|In this excerpt, the interviewer recounts in the first person Thomas Lewis’s memory of how White people forced Black people to work for free even after the Civil War and how Thomas Lewis’s mother resisted this practice. |
*Historically-used terms that are offensive, marginalizing and/or disparaging have been removed from the transcripts and replaced with [ ___ ]. See more information.
…I was born in Spencer County, Kentucky, in 1857. I was born a slave. There was slavery all around on all the adjoining places. I was seven years old when I was set free. My father was killed in the Northern army. My mother, step-father and my mother’s four living children came to Indiana when I was twelve years old. My grandfather was set free and given a little place of about sixteen acres.
[After the Civil War was over] A gang of white men went to my grandmother’s place and ordered the [ ___ ] people out to work. The [ ___ ] people had worked before for white men, on shares. When the wheat was all in and the corn laid by, the white farmers would tell the [ ___ ] people to get out, and would give them nothing. The [ ___ ] people did not want to work that way, and refused. This was the cause of the raids by white farmers. My mother recognized one of the men in the gang and reported him to the standing soldiers in Louisville. He was caught and made to tell who the others were until they had 360 men. All were fined and none allowed to leave until all the fines were paid. So the rich ones had to pay for the poor ones. Many of them left because all were made responsible if such an event ever occurred again.
Our family left because we did not want to work that way….
Formerly enslaved person
|Birth Year (Age)||Interviewer|
|Thomas Lewis||1857 (approx. 80)||Estella R. Dodson||Unknown|
|Interview Location||Residence State||Birth Location|
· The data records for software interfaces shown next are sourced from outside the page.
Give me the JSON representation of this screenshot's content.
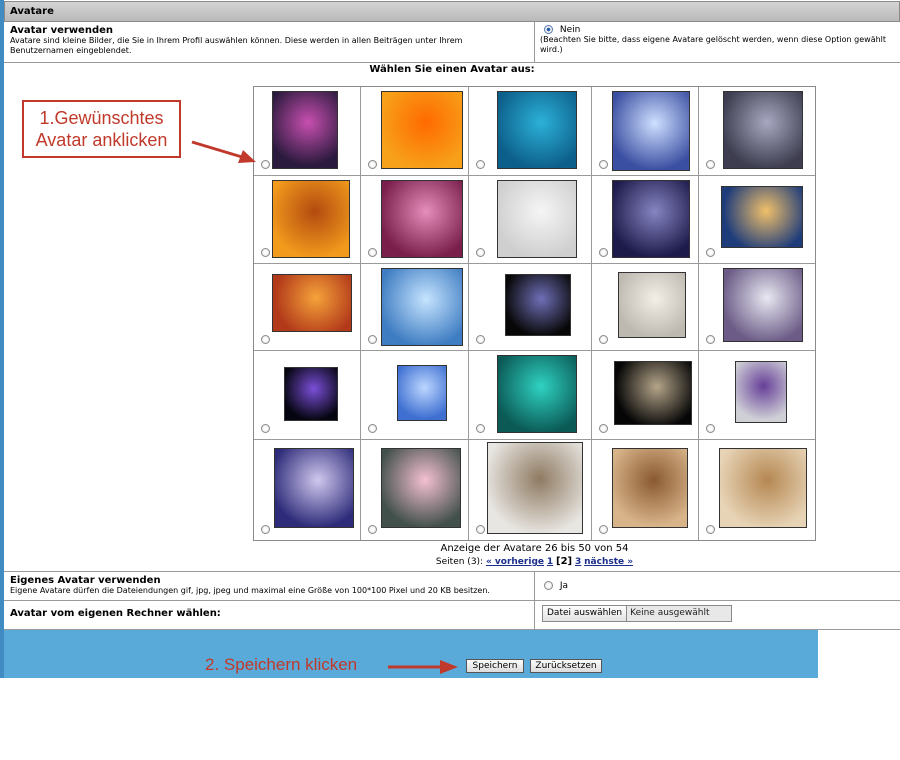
{
  "section": {
    "title": "Avatare"
  },
  "use_avatar": {
    "label": "Avatar verwenden",
    "description": "Avatare sind kleine Bilder, die Sie in Ihrem Profil auswählen können. Diese werden in allen Beiträgen unter Ihrem Benutzernamen eingeblendet.",
    "option_label": "Nein",
    "option_note": "(Beachten Sie bitte, dass eigene Avatare gelöscht werden, wenn diese Option gewählt wird.)"
  },
  "choose_title": "Wählen Sie einen Avatar aus:",
  "avatars": [
    {
      "name": "avatar-moon-tree"
    },
    {
      "name": "avatar-orange-lily"
    },
    {
      "name": "avatar-frangipani"
    },
    {
      "name": "avatar-fairy-blue"
    },
    {
      "name": "avatar-celtic-knot"
    },
    {
      "name": "avatar-sunset-tree"
    },
    {
      "name": "avatar-pink-woman"
    },
    {
      "name": "avatar-white-sun"
    },
    {
      "name": "avatar-wizard"
    },
    {
      "name": "avatar-ocean-waves"
    },
    {
      "name": "avatar-orange-sunset"
    },
    {
      "name": "avatar-glass-fairy"
    },
    {
      "name": "avatar-dark-fairy"
    },
    {
      "name": "avatar-puppy"
    },
    {
      "name": "avatar-white-hair-woman"
    },
    {
      "name": "avatar-butterfly-fairy"
    },
    {
      "name": "avatar-blue-fairy"
    },
    {
      "name": "avatar-fractal"
    },
    {
      "name": "avatar-eagle"
    },
    {
      "name": "avatar-pegasus"
    },
    {
      "name": "avatar-dove"
    },
    {
      "name": "avatar-water-lily"
    },
    {
      "name": "avatar-kitten"
    },
    {
      "name": "avatar-kittens-basket"
    },
    {
      "name": "avatar-sleeping-puppy"
    }
  ],
  "pagination": {
    "summary": "Anzeige der Avatare 26 bis 50 von 54",
    "pages_prefix": "Seiten (3):",
    "prev": "« vorherige",
    "page1": "1",
    "current": "[2]",
    "page3": "3",
    "next": "nächste »"
  },
  "own_avatar": {
    "label": "Eigenes Avatar verwenden",
    "description": "Eigene Avatare dürfen die Dateiendungen gif, jpg, jpeg und maximal eine Größe von 100*100 Pixel und 20 KB besitzen.",
    "option_label": "Ja"
  },
  "upload": {
    "label": "Avatar vom eigenen Rechner wählen:",
    "button": "Datei auswählen",
    "status": "Keine ausgewählt"
  },
  "buttons": {
    "save": "Speichern",
    "reset": "Zurücksetzen"
  },
  "annotations": {
    "step1_line1": "1.Gewünschtes",
    "step1_line2": "Avatar anklicken",
    "step2": "2. Speichern klicken"
  },
  "colors": {
    "footer": "#5aaad9",
    "annotation": "#c0392b",
    "link": "#1b2e8c"
  }
}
|Themes & Keywords||Additional Tags:|
|Sharecropping, Violence||Spencer County, First Person, Witnessed Extreme Cruelty, Union Troops, Klan/Mob Violence, Hired Out|